New this year, Make Food Not Waste partnered with Food Rescue US – Detroit to be the first organization in the US to offer The PLEDGETM. This pledge is part of an international certification system that instructs restaurants, hotels, and other institutions to rethink the food they waste.
People eat a lot of food in the U.S. In fact, the average citizen ate 1,996 pounds of food in 2021. Composting even half of that would reduce methane emissions, help the food supply, and cut agricultural water needs significantly.
In the food business, less is more. “I learned very early on in my culinary career, the less waste you create, the more revenue you can create, if you’re creative,” Chef Omar Anani of Detroit restaurant Saffron De Twah, a 2022 James Beard finalist, said.
A handful of chefs are cooking up holiday cheer at Marygrove College for a number of families who could use a helping hand. "A lot of folks don’t know they’re loved and this is an act of love," said Chef Phil Jones.
This Christmas it’s so easy to focus on what we don’t have, that often we take for granted the things we do have. “Before this we were fine.

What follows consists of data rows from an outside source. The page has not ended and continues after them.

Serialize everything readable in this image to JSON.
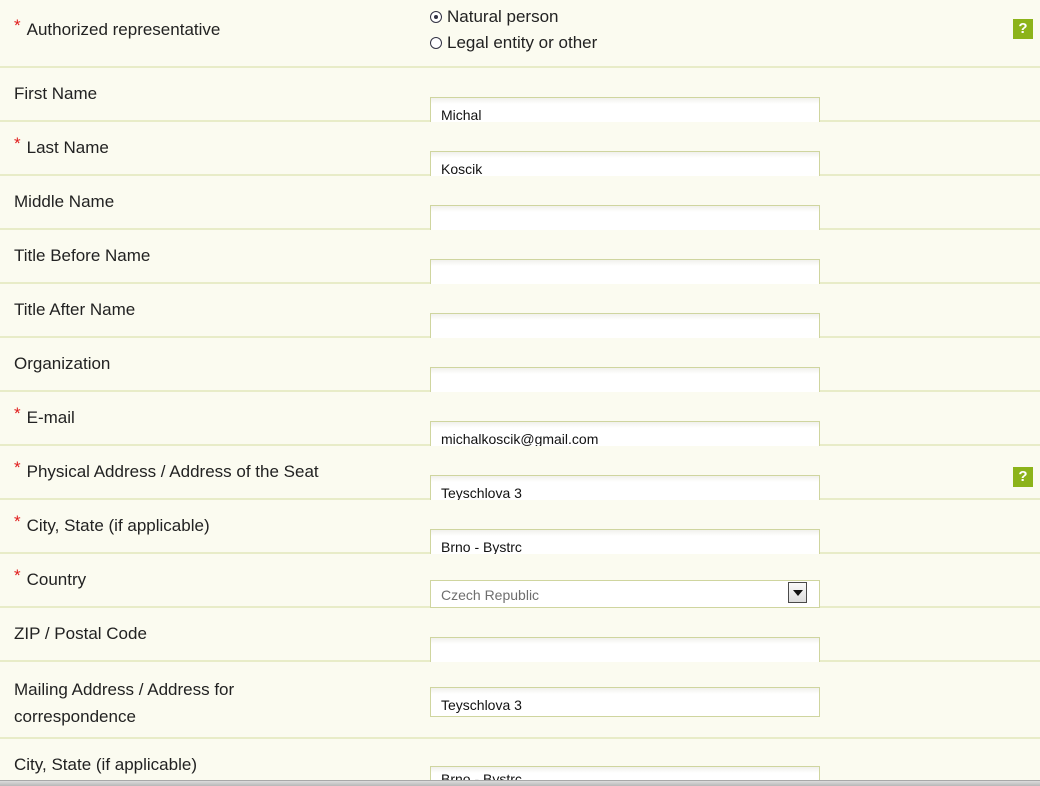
{
  "form": {
    "authorized_rep": {
      "label": "Authorized representative",
      "required": "*",
      "options": [
        "Natural person",
        "Legal entity or other"
      ],
      "selected": "Natural person",
      "help": "?"
    },
    "first_name": {
      "label": "First Name",
      "value": "Michal"
    },
    "last_name": {
      "label": "Last Name",
      "required": "*",
      "value": "Koscik"
    },
    "middle_name": {
      "label": "Middle Name",
      "value": ""
    },
    "title_before": {
      "label": "Title Before Name",
      "value": ""
    },
    "title_after": {
      "label": "Title After Name",
      "value": ""
    },
    "organization": {
      "label": "Organization",
      "value": ""
    },
    "email": {
      "label": "E-mail",
      "required": "*",
      "value": "michalkoscik@gmail.com"
    },
    "physical_address": {
      "label": "Physical Address / Address of the Seat",
      "required": "*",
      "value": "Teyschlova 3",
      "help": "?"
    },
    "city": {
      "label": "City, State (if applicable)",
      "required": "*",
      "value": "Brno - Bystrc"
    },
    "country": {
      "label": "Country",
      "required": "*",
      "value": "Czech Republic"
    },
    "zip": {
      "label": "ZIP / Postal Code",
      "value": ""
    },
    "mailing_address": {
      "label_line1": "Mailing Address / Address for",
      "label_line2": "correspondence",
      "value": "Teyschlova 3"
    },
    "mailing_city": {
      "label": "City, State (if applicable)",
      "value": "Brno - Bystrc"
    }
  },
  "colors": {
    "background": "#fbfbf0",
    "row_border": "#e8ecc8",
    "required_star": "#e01b1b",
    "help_badge": "#8cb31a",
    "field_border": "#cfd59f"
  },
  "icons": [
    "radio-checked-icon",
    "radio-unchecked-icon",
    "help-icon",
    "dropdown-arrow-icon"
  ]
}
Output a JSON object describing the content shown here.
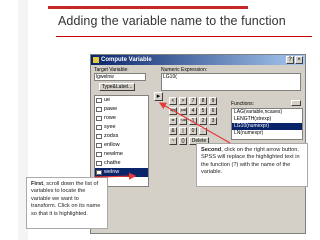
{
  "slide": {
    "title": "Adding the variable name to the function"
  },
  "dialog": {
    "title": "Compute Variable",
    "target_variable_label": "Target Variable:",
    "target_variable_value": "lgwelnw",
    "type_label_button": "Type&Label...",
    "numeric_expression_label": "Numeric Expression:",
    "numeric_expression_value": "LG10(",
    "functions_label": "Functions:",
    "variables": [
      "ue",
      "pawe",
      "rowe",
      "syee",
      "zodss",
      "enllow",
      "newlme",
      "chathe",
      "welnw"
    ],
    "selected_variable_index": 8,
    "functions": [
      "LAG(variable,ncases)",
      "LENGTH(strexp)",
      "LG10(numexpr)",
      "LN(numexpr)"
    ],
    "selected_function_index": 2,
    "keypad": [
      [
        "<",
        ">",
        "7",
        "8",
        "9"
      ],
      [
        "<=",
        ">=",
        "4",
        "5",
        "6"
      ],
      [
        "=",
        "~=",
        "1",
        "2",
        "3"
      ],
      [
        "&",
        "|",
        "0",
        "."
      ],
      [
        "~",
        "()",
        "Delete"
      ]
    ],
    "arrow_glyph": "▸"
  },
  "callouts": {
    "first_bold": "First",
    "first_text": ", scroll down the list of variables to locate the variable we want to transform.  Click on its name so that it is highlighted.",
    "second_bold": "Second",
    "second_text": ", click on the right arrow button.  SPSS will replace the highlighted text in the function (?) with the name of the variable."
  },
  "colors": {
    "accent_red": "#c62828",
    "highlight": "#0a246a",
    "callout_arrow": "#e53935"
  },
  "icons": {
    "close": "close-icon",
    "help": "help-icon",
    "variable": "numeric-variable-icon",
    "dialog": "calculator-icon"
  }
}
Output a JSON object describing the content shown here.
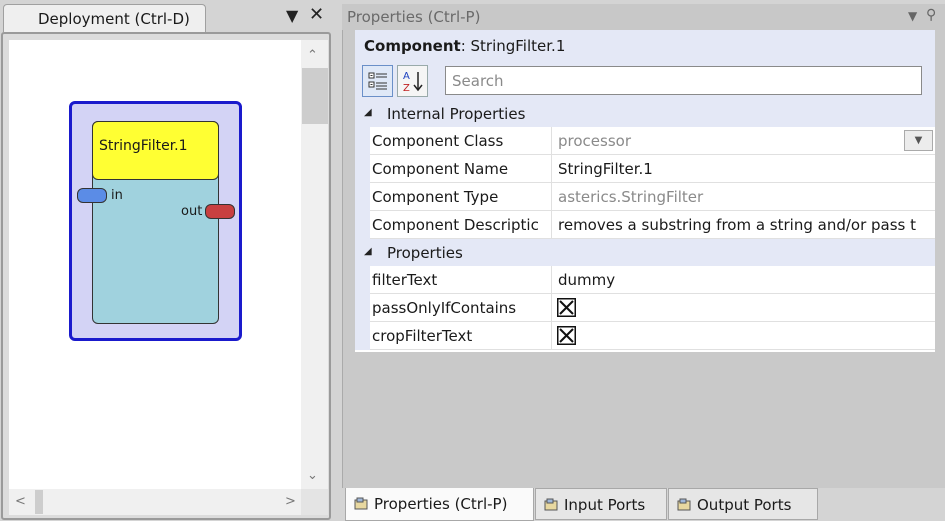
{
  "deployment": {
    "tab_label": "Deployment (Ctrl-D)",
    "component": {
      "title": "StringFilter.1",
      "in_port": "in",
      "out_port": "out"
    }
  },
  "properties": {
    "title": "Properties (Ctrl-P)",
    "component_label": "Component",
    "component_value": ": StringFilter.1",
    "search_placeholder": "Search",
    "categories": {
      "internal": "Internal Properties",
      "props": "Properties"
    },
    "internal_rows": [
      {
        "name": "Component Class",
        "value": "processor"
      },
      {
        "name": "Component Name",
        "value": "StringFilter.1"
      },
      {
        "name": "Component Type",
        "value": "asterics.StringFilter"
      },
      {
        "name": "Component Descriptic",
        "value": "removes a substring from a string and/or pass t"
      }
    ],
    "prop_rows": [
      {
        "name": "filterText",
        "value": "dummy"
      },
      {
        "name": "passOnlyIfContains",
        "checked": "x"
      },
      {
        "name": "cropFilterText",
        "checked": "x"
      }
    ]
  },
  "bottom_tabs": [
    {
      "label": "Properties (Ctrl-P)",
      "active": true
    },
    {
      "label": "Input Ports",
      "active": false
    },
    {
      "label": "Output Ports",
      "active": false
    }
  ],
  "colors": {
    "component_frame": "#1a1acc",
    "component_title": "#ffff33",
    "component_body": "#a0d2de",
    "in_port": "#5b8ce6",
    "out_port": "#c84040"
  }
}
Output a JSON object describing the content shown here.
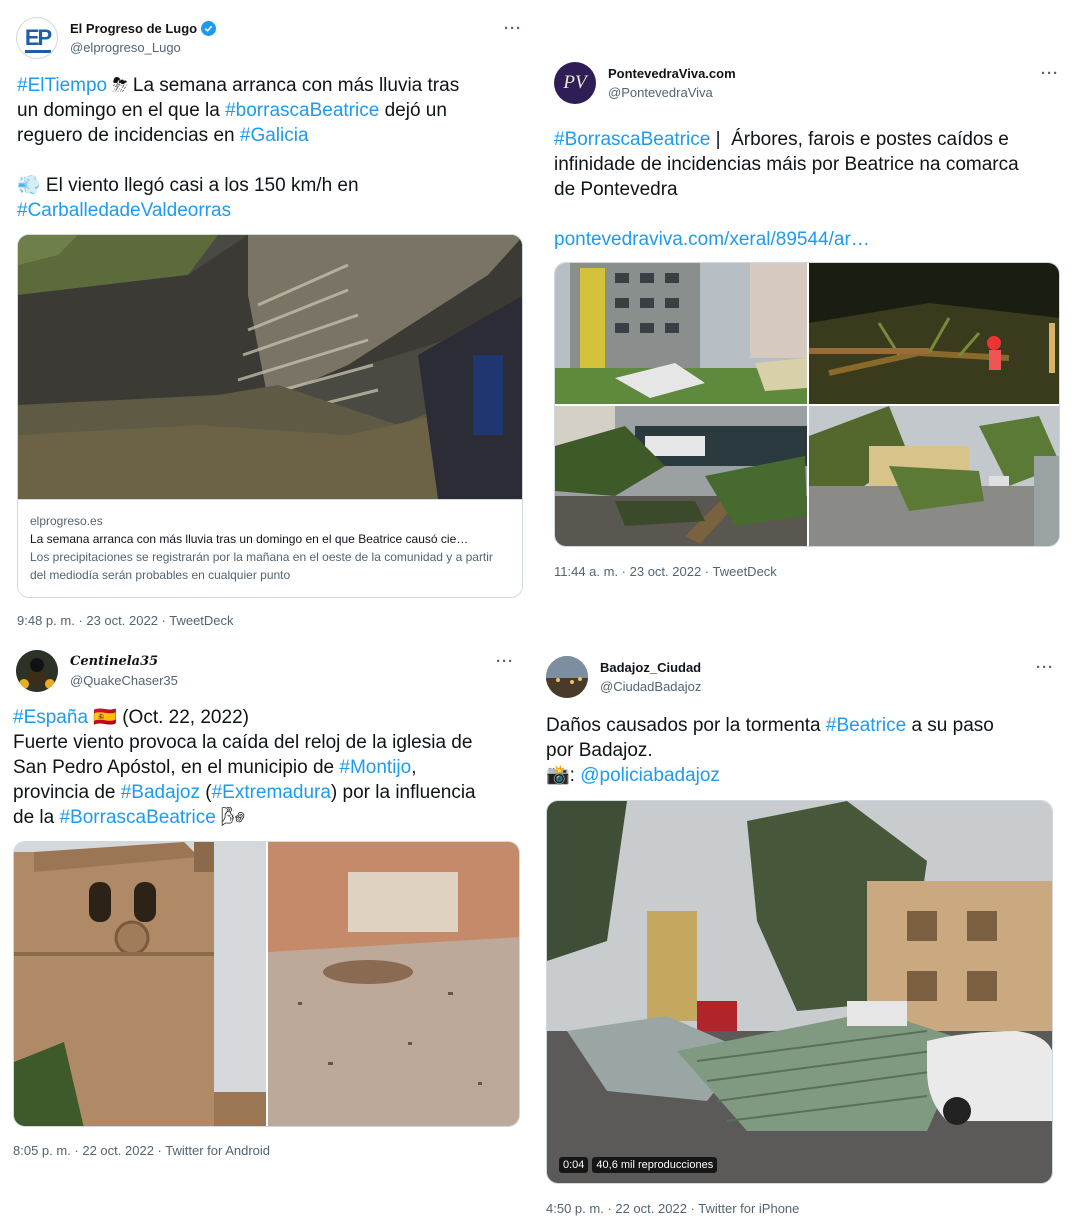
{
  "tweets": [
    {
      "display_name": "El Progreso de Lugo",
      "handle": "@elprogreso_Lugo",
      "avatar_text": "EP",
      "text_parts": [
        {
          "t": "#ElTiempo",
          "k": "tag"
        },
        {
          "t": " ⛈ La semana arranca con más lluvia tras\nun domingo en el que la ",
          "k": "plain"
        },
        {
          "t": "#borrascaBeatrice",
          "k": "tag"
        },
        {
          "t": " dejó un\nreguero de incidencias en ",
          "k": "plain"
        },
        {
          "t": "#Galicia",
          "k": "tag"
        },
        {
          "t": "\n\n💨 El viento llegó casi a los 150 km/h en\n",
          "k": "plain"
        },
        {
          "t": "#CarballedadeValdeorras",
          "k": "tag"
        }
      ],
      "card": {
        "domain": "elprogreso.es",
        "title": "La semana arranca con más lluvia tras un domingo en el que Beatrice causó cie…",
        "description": "Los precipitaciones se registrarán por la mañana en el oeste de la comunidad y a partir del mediodía serán probables en cualquier punto"
      },
      "timestamp": "9:48 p. m. · 23 oct. 2022 · TweetDeck"
    },
    {
      "display_name": "PontevedraViva.com",
      "handle": "@PontevedraViva",
      "avatar_text": "PV",
      "text_parts": [
        {
          "t": "#BorrascaBeatrice",
          "k": "tag"
        },
        {
          "t": " |  Árbores, farois e postes caídos e\ninfinidade de incidencias máis por Beatrice na comarca\nde Pontevedra\n\n",
          "k": "plain"
        },
        {
          "t": "pontevedraviva.com/xeral/89544/ar…",
          "k": "tag"
        }
      ],
      "timestamp": "11:44 a. m. · 23 oct. 2022 · TweetDeck"
    },
    {
      "display_name": "Centinela35",
      "handle": "@QuakeChaser35",
      "text_parts": [
        {
          "t": "#España",
          "k": "tag"
        },
        {
          "t": " 🇪🇸 (Oct. 22, 2022)\nFuerte viento provoca la caída del reloj de la iglesia de\nSan Pedro Apóstol, en el municipio de ",
          "k": "plain"
        },
        {
          "t": "#Montijo",
          "k": "tag"
        },
        {
          "t": ",\nprovincia de ",
          "k": "plain"
        },
        {
          "t": "#Badajoz",
          "k": "tag"
        },
        {
          "t": " (",
          "k": "plain"
        },
        {
          "t": "#Extremadura",
          "k": "tag"
        },
        {
          "t": ") por la influencia\nde la ",
          "k": "plain"
        },
        {
          "t": "#BorrascaBeatrice",
          "k": "tag"
        },
        {
          "t": " 🌬",
          "k": "plain"
        }
      ],
      "timestamp": "8:05 p. m. · 22 oct. 2022 · Twitter for Android"
    },
    {
      "display_name": "Badajoz_Ciudad",
      "handle": "@CiudadBadajoz",
      "text_parts": [
        {
          "t": "Daños causados por la tormenta ",
          "k": "plain"
        },
        {
          "t": "#Beatrice",
          "k": "tag"
        },
        {
          "t": " a su paso\npor Badajoz.\n📸: ",
          "k": "plain"
        },
        {
          "t": "@policiabadajoz",
          "k": "tag"
        }
      ],
      "video": {
        "duration": "0:04",
        "views": "40,6 mil reproducciones"
      },
      "timestamp": "4:50 p. m. · 22 oct. 2022 · Twitter for iPhone"
    }
  ],
  "more_label": "···",
  "colors": {
    "link": "#1d9bf0",
    "muted": "#536471",
    "text": "#0f1419",
    "border": "#cfd9de"
  }
}
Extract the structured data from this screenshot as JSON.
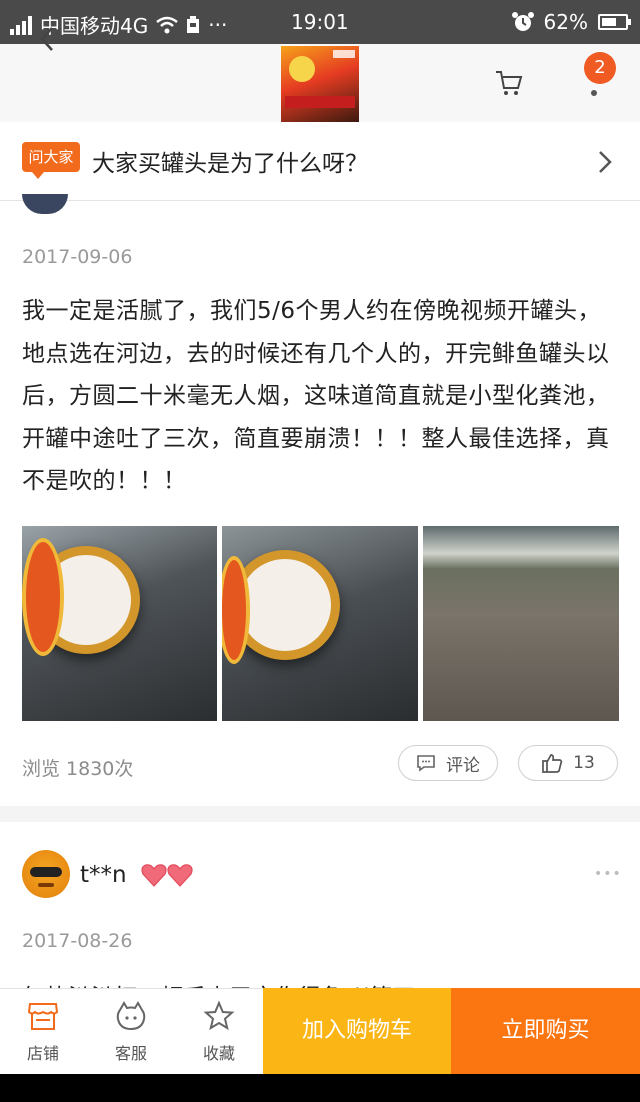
{
  "status_bar": {
    "carrier": "中国移动4G",
    "time": "19:01",
    "battery": "62%",
    "battery_level": 0.62
  },
  "nav": {
    "cart_badge": "2"
  },
  "question": {
    "tag": "问大家",
    "text": "大家买罐头是为了什么呀？"
  },
  "answers": [
    {
      "date": "2017-09-06",
      "text": "我一定是活腻了，我们5/6个男人约在傍晚视频开罐头，地点选在河边，去的时候还有几个人的，开完鲱鱼罐头以后，方圆二十米毫无人烟，这味道简直就是小型化粪池，开罐中途吐了三次，简直要崩溃！！！整人最佳选择，真不是吹的！！！",
      "views": "浏览 1830次",
      "comment_label": "评论",
      "likes": "13"
    },
    {
      "username": "t**n",
      "date": "2017-08-26",
      "text_partial": "气势汹汹打一顿后少甲文伤得急 ((第四"
    }
  ],
  "bottom_bar": {
    "store": "店铺",
    "service": "客服",
    "favorite": "收藏",
    "add_to_cart": "加入购物车",
    "buy_now": "立即购买"
  },
  "colors": {
    "accent_orange": "#f26b1d",
    "cart_button": "#fbb515",
    "buy_button": "#fb7511"
  }
}
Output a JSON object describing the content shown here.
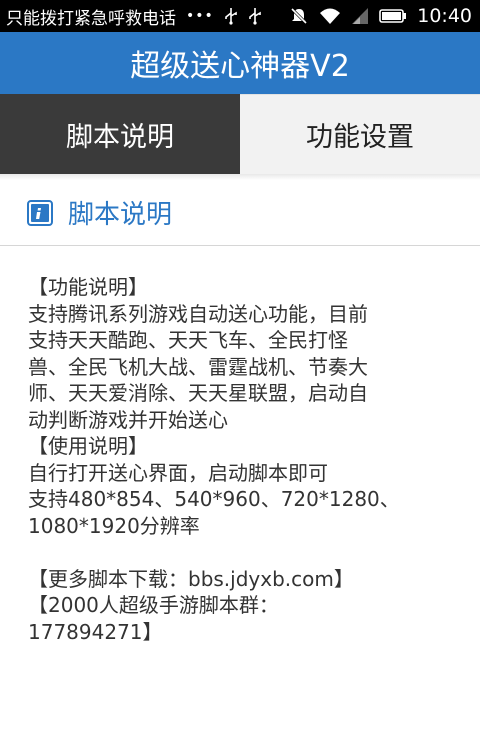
{
  "statusbar": {
    "carrier_text": "只能拨打紧急呼救电话",
    "dots": "•••",
    "time": "10:40",
    "icons": [
      "usb-icon",
      "usb-icon",
      "mute-icon",
      "wifi-icon",
      "signal-icon",
      "battery-icon"
    ]
  },
  "appbar": {
    "title": "超级送心神器V2"
  },
  "tabs": [
    {
      "label": "脚本说明",
      "active": true
    },
    {
      "label": "功能设置",
      "active": false
    }
  ],
  "section": {
    "title": "脚本说明",
    "icon": "info-icon"
  },
  "content": {
    "lines": [
      "【功能说明】",
      "支持腾讯系列游戏自动送心功能，目前",
      "支持天天酷跑、天天飞车、全民打怪",
      "兽、全民飞机大战、雷霆战机、节奏大",
      "师、天天爱消除、天天星联盟，启动自",
      "动判断游戏并开始送心",
      "【使用说明】",
      "自行打开送心界面，启动脚本即可",
      "支持480*854、540*960、720*1280、",
      "1080*1920分辨率",
      "",
      "【更多脚本下载：bbs.jdyxb.com】",
      "【2000人超级手游脚本群：",
      "177894271】"
    ]
  },
  "colors": {
    "accent": "#2b78c5",
    "active_tab": "#3a3a3a",
    "inactive_tab": "#f2f2f2"
  }
}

I was fine, I was making good money," said Detroit single mother of three Jeanetta Riley. "But this right here? This pandemic? We’re not fine right now.”
The NRDC Food Matters team is excited to announce the next phase of our work to reduce food waste in cities. We are expanding the Food Matters Regional Initiative into the Great Lakes region with the goal of furthering larger-scale change related to food waste at a regional level.
We’re Make Food Not Waste–a nonprofit organization working to keep food out of landfills and slow climate change by creating lasting solutions to food waste through education, food upcycling and advocacy.